#### The data ####

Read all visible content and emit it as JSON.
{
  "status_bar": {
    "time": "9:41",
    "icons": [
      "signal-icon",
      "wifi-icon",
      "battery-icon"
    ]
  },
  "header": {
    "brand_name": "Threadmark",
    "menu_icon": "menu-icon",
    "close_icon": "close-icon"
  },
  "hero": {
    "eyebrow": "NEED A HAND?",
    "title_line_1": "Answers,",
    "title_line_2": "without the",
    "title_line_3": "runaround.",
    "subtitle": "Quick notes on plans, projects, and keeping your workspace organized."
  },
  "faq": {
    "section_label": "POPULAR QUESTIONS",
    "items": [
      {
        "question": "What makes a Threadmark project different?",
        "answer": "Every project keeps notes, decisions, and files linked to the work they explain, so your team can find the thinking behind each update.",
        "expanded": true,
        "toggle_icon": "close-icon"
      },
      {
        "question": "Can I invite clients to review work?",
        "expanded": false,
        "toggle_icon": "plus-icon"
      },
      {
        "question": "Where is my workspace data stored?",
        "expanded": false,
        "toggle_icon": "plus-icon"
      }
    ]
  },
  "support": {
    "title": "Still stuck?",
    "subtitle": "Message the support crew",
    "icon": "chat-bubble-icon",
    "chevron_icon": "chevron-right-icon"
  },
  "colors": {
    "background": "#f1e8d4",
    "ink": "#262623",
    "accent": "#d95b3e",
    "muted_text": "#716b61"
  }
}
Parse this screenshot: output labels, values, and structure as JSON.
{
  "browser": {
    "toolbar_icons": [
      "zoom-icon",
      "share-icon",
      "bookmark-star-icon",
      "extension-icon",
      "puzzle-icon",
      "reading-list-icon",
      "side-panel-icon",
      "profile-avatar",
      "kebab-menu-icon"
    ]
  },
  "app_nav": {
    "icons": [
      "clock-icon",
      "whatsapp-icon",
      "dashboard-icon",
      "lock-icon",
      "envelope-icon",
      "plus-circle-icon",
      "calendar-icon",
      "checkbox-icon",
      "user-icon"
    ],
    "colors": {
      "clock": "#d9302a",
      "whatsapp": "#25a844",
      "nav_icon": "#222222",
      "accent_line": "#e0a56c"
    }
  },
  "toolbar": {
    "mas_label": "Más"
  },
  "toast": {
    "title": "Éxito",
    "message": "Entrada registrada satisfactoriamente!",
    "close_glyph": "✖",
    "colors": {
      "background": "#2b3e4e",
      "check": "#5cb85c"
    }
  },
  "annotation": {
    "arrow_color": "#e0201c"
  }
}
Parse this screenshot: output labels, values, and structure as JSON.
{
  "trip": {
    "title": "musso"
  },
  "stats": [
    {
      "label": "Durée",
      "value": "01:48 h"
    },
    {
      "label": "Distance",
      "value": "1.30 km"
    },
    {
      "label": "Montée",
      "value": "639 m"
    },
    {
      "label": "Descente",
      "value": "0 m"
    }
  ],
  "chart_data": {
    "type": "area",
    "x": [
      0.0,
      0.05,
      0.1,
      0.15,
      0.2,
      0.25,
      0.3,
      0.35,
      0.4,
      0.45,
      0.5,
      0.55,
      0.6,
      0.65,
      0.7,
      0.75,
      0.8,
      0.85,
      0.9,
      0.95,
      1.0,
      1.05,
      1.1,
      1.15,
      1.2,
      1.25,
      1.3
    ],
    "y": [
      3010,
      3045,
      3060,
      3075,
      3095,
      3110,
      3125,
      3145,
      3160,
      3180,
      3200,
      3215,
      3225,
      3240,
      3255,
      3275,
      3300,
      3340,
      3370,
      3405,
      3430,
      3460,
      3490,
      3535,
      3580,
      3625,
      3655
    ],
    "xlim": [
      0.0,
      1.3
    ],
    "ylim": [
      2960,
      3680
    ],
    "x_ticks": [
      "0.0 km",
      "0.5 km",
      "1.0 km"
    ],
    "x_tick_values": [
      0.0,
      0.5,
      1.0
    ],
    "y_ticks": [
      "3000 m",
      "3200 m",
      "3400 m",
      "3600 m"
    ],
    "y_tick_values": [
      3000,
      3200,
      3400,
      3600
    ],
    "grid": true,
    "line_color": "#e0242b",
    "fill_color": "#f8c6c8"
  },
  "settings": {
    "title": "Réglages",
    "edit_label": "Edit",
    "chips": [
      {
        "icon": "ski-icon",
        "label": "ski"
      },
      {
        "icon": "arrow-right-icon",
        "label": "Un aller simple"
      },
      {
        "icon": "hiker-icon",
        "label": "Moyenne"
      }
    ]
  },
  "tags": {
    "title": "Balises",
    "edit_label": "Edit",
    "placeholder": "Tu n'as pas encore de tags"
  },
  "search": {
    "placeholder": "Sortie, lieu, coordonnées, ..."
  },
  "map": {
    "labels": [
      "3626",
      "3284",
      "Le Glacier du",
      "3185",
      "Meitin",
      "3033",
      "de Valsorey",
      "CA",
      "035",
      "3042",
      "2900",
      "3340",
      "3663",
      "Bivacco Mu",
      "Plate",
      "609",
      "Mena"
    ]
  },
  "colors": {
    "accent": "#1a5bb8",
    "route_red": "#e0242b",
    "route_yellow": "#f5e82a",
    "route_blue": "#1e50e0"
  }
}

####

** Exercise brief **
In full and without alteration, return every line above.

** Result for this exercise **
Read all visible content and emit it as JSON.
{
  "status_bar": {
    "time": "9:41",
    "icons": [
      "signal-icon",
      "wifi-icon",
      "battery-icon"
    ]
  },
  "header": {
    "brand_name": "Threadmark",
    "menu_icon": "menu-icon",
    "close_icon": "close-icon"
  },
  "hero": {
    "eyebrow": "NEED A HAND?",
    "title_line_1": "Answers,",
    "title_line_2": "without the",
    "title_line_3": "runaround.",
    "subtitle": "Quick notes on plans, projects, and keeping your workspace organized."
  },
  "faq": {
    "section_label": "POPULAR QUESTIONS",
    "items": [
      {
        "question": "What makes a Threadmark project different?",
        "answer": "Every project keeps notes, decisions, and files linked to the work they explain, so your team can find the thinking behind each update.",
        "expanded": true,
        "toggle_icon": "close-icon"
      },
      {
        "question": "Can I invite clients to review work?",
        "expanded": false,
        "toggle_icon": "plus-icon"
      },
      {
        "question": "Where is my workspace data stored?",
        "expanded": false,
        "toggle_icon": "plus-icon"
      }
    ]
  },
  "support": {
    "title": "Still stuck?",
    "subtitle": "Message the support crew",
    "icon": "chat-bubble-icon",
    "chevron_icon": "chevron-right-icon"
  },
  "colors": {
    "background": "#f1e8d4",
    "ink": "#262623",
    "accent": "#d95b3e",
    "muted_text": "#716b61"
  }
}
Parse this screenshot: output labels, values, and structure as JSON.
{
  "browser": {
    "toolbar_icons": [
      "zoom-icon",
      "share-icon",
      "bookmark-star-icon",
      "extension-icon",
      "puzzle-icon",
      "reading-list-icon",
      "side-panel-icon",
      "profile-avatar",
      "kebab-menu-icon"
    ]
  },
  "app_nav": {
    "icons": [
      "clock-icon",
      "whatsapp-icon",
      "dashboard-icon",
      "lock-icon",
      "envelope-icon",
      "plus-circle-icon",
      "calendar-icon",
      "checkbox-icon",
      "user-icon"
    ],
    "colors": {
      "clock": "#d9302a",
      "whatsapp": "#25a844",
      "nav_icon": "#222222",
      "accent_line": "#e0a56c"
    }
  },
  "toolbar": {
    "mas_label": "Más"
  },
  "toast": {
    "title": "Éxito",
    "message": "Entrada registrada satisfactoriamente!",
    "close_glyph": "✖",
    "colors": {
      "background": "#2b3e4e",
      "check": "#5cb85c"
    }
  },
  "annotation": {
    "arrow_color": "#e0201c"
  }
}
Parse this screenshot: output labels, values, and structure as JSON.
{
  "trip": {
    "title": "musso"
  },
  "stats": [
    {
      "label": "Durée",
      "value": "01:48 h"
    },
    {
      "label": "Distance",
      "value": "1.30 km"
    },
    {
      "label": "Montée",
      "value": "639 m"
    },
    {
      "label": "Descente",
      "value": "0 m"
    }
  ],
  "chart_data": {
    "type": "area",
    "x": [
      0.0,
      0.05,
      0.1,
      0.15,
      0.2,
      0.25,
      0.3,
      0.35,
      0.4,
      0.45,
      0.5,
      0.55,
      0.6,
      0.65,
      0.7,
      0.75,
      0.8,
      0.85,
      0.9,
      0.95,
      1.0,
      1.05,
      1.1,
      1.15,
      1.2,
      1.25,
      1.3
    ],
    "y": [
      3010,
      3045,
      3060,
      3075,
      3095,
      3110,
      3125,
      3145,
      3160,
      3180,
      3200,
      3215,
      3225,
      3240,
      3255,
      3275,
      3300,
      3340,
      3370,
      3405,
      3430,
      3460,
      3490,
      3535,
      3580,
      3625,
      3655
    ],
    "xlim": [
      0.0,
      1.3
    ],
    "ylim": [
      2960,
      3680
    ],
    "x_ticks": [
      "0.0 km",
      "0.5 km",
      "1.0 km"
    ],
    "x_tick_values": [
      0.0,
      0.5,
      1.0
    ],
    "y_ticks": [
      "3000 m",
      "3200 m",
      "3400 m",
      "3600 m"
    ],
    "y_tick_values": [
      3000,
      3200,
      3400,
      3600
    ],
    "grid": true,
    "line_color": "#e0242b",
    "fill_color": "#f8c6c8"
  },
  "settings": {
    "title": "Réglages",
    "edit_label": "Edit",
    "chips": [
      {
        "icon": "ski-icon",
        "label": "ski"
      },
      {
        "icon": "arrow-right-icon",
        "label": "Un aller simple"
      },
      {
        "icon": "hiker-icon",
        "label": "Moyenne"
      }
    ]
  },
  "tags": {
    "title": "Balises",
    "edit_label": "Edit",
    "placeholder": "Tu n'as pas encore de tags"
  },
  "search": {
    "placeholder": "Sortie, lieu, coordonnées, ..."
  },
  "map": {
    "labels": [
      "3626",
      "3284",
      "Le Glacier du",
      "3185",
      "Meitin",
      "3033",
      "de Valsorey",
      "CA",
      "035",
      "3042",
      "2900",
      "3340",
      "3663",
      "Bivacco Mu",
      "Plate",
      "609",
      "Mena"
    ]
  },
  "colors": {
    "accent": "#1a5bb8",
    "route_red": "#e0242b",
    "route_yellow": "#f5e82a",
    "route_blue": "#1e50e0"
  }
}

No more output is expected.